§ YOUR OBJECTIVE
Your answer should consist of the lines in the data below that contain "Activity".

§ DATA
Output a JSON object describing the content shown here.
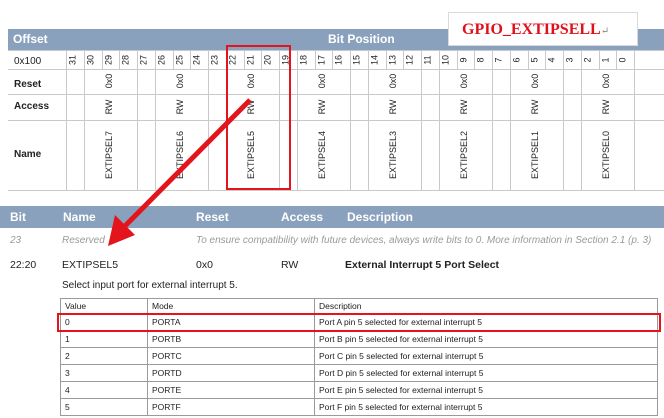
{
  "badge": {
    "title": "GPIO_EXTIPSELL",
    "mark": "↵"
  },
  "register": {
    "headers": {
      "offset": "Offset",
      "bit_position": "Bit Position"
    },
    "offset_value": "0x100",
    "row_labels": {
      "reset": "Reset",
      "access": "Access",
      "name": "Name"
    },
    "bits": [
      "31",
      "30",
      "29",
      "28",
      "27",
      "26",
      "25",
      "24",
      "23",
      "22",
      "21",
      "20",
      "19",
      "18",
      "17",
      "16",
      "15",
      "14",
      "13",
      "12",
      "11",
      "10",
      "9",
      "8",
      "7",
      "6",
      "5",
      "4",
      "3",
      "2",
      "1",
      "0"
    ],
    "fields": [
      {
        "name": "EXTIPSEL7",
        "reset": "0x0",
        "access": "RW"
      },
      {
        "name": "EXTIPSEL6",
        "reset": "0x0",
        "access": "RW"
      },
      {
        "name": "EXTIPSEL5",
        "reset": "0x0",
        "access": "RW"
      },
      {
        "name": "EXTIPSEL4",
        "reset": "0x0",
        "access": "RW"
      },
      {
        "name": "EXTIPSEL3",
        "reset": "0x0",
        "access": "RW"
      },
      {
        "name": "EXTIPSEL2",
        "reset": "0x0",
        "access": "RW"
      },
      {
        "name": "EXTIPSEL1",
        "reset": "0x0",
        "access": "RW"
      },
      {
        "name": "EXTIPSEL0",
        "reset": "0x0",
        "access": "RW"
      }
    ]
  },
  "fieldlist": {
    "headers": {
      "bit": "Bit",
      "name": "Name",
      "reset": "Reset",
      "access": "Access",
      "description": "Description"
    },
    "reserved": {
      "bit": "23",
      "name": "Reserved",
      "description": "To ensure compatibility with future devices, always write bits to 0. More information in Section 2.1 (p. 3)"
    },
    "field": {
      "bit": "22:20",
      "name": "EXTIPSEL5",
      "reset": "0x0",
      "access": "RW",
      "description": "External Interrupt 5 Port Select"
    },
    "sub_description": "Select input port for external interrupt 5."
  },
  "enum_table": {
    "headers": {
      "value": "Value",
      "mode": "Mode",
      "description": "Description"
    },
    "rows": [
      {
        "value": "0",
        "mode": "PORTA",
        "description": "Port A pin 5 selected for external interrupt 5"
      },
      {
        "value": "1",
        "mode": "PORTB",
        "description": "Port B pin 5 selected for external interrupt 5"
      },
      {
        "value": "2",
        "mode": "PORTC",
        "description": "Port C pin 5 selected for external interrupt 5"
      },
      {
        "value": "3",
        "mode": "PORTD",
        "description": "Port D pin 5 selected for external interrupt 5"
      },
      {
        "value": "4",
        "mode": "PORTE",
        "description": "Port E pin 5 selected for external interrupt 5"
      },
      {
        "value": "5",
        "mode": "PORTF",
        "description": "Port F pin 5 selected for external interrupt 5"
      }
    ]
  },
  "colors": {
    "header_bg": "#8aa1bd",
    "highlight": "#e3141c",
    "badge_text": "#e0101a"
  }
}
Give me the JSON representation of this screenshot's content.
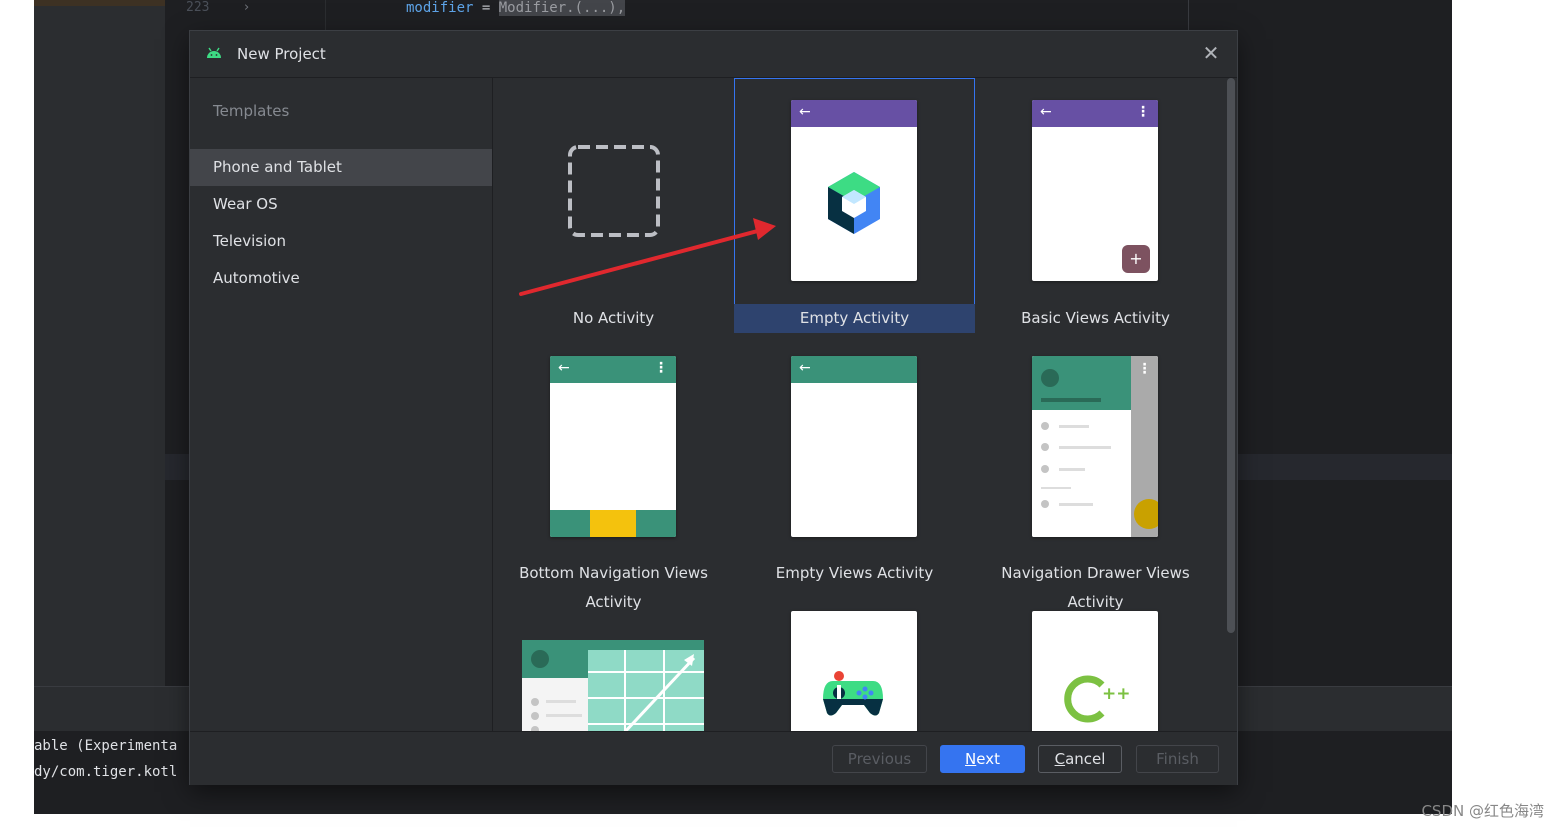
{
  "ide": {
    "gutter_line": "223",
    "code_line_keyword": "modifier",
    "code_line_op": " = ",
    "code_line_value": "Modifier.(...),",
    "console_lines": [
      "able (Experimenta",
      "dy/com.tiger.kotl"
    ]
  },
  "dialog": {
    "title": "New Project",
    "close_symbol": "✕",
    "sidebar": {
      "header": "Templates",
      "items": [
        {
          "label": "Phone and Tablet",
          "selected": true
        },
        {
          "label": "Wear OS",
          "selected": false
        },
        {
          "label": "Television",
          "selected": false
        },
        {
          "label": "Automotive",
          "selected": false
        }
      ]
    },
    "templates": [
      {
        "label": "No Activity",
        "selected": false
      },
      {
        "label": "Empty Activity",
        "selected": true
      },
      {
        "label": "Basic Views Activity",
        "selected": false
      },
      {
        "label": "Bottom Navigation Views Activity",
        "selected": false
      },
      {
        "label": "Empty Views Activity",
        "selected": false
      },
      {
        "label": "Navigation Drawer Views Activity",
        "selected": false
      }
    ],
    "footer": {
      "previous": "Previous",
      "next": "Next",
      "cancel": "Cancel",
      "finish": "Finish"
    }
  },
  "icons": {
    "back": "←",
    "overflow_menu": "⋮",
    "fab_plus": "+",
    "cpp": "++"
  },
  "colors": {
    "accent": "#3574f0",
    "purple_appbar": "#6750a4",
    "teal_appbar": "#3a9279",
    "annotation_arrow": "#e0282e"
  },
  "watermark": "CSDN @红色海湾"
}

§ COMPLETED TASK
        "label": "No Activity",
        "label": "Empty Activity",
        "label": "Basic Views Activity",
        "label": "Bottom Navigation Views Activity",
        "label": "Empty Views Activity",
        "label": "Navigation Drawer Views Activity",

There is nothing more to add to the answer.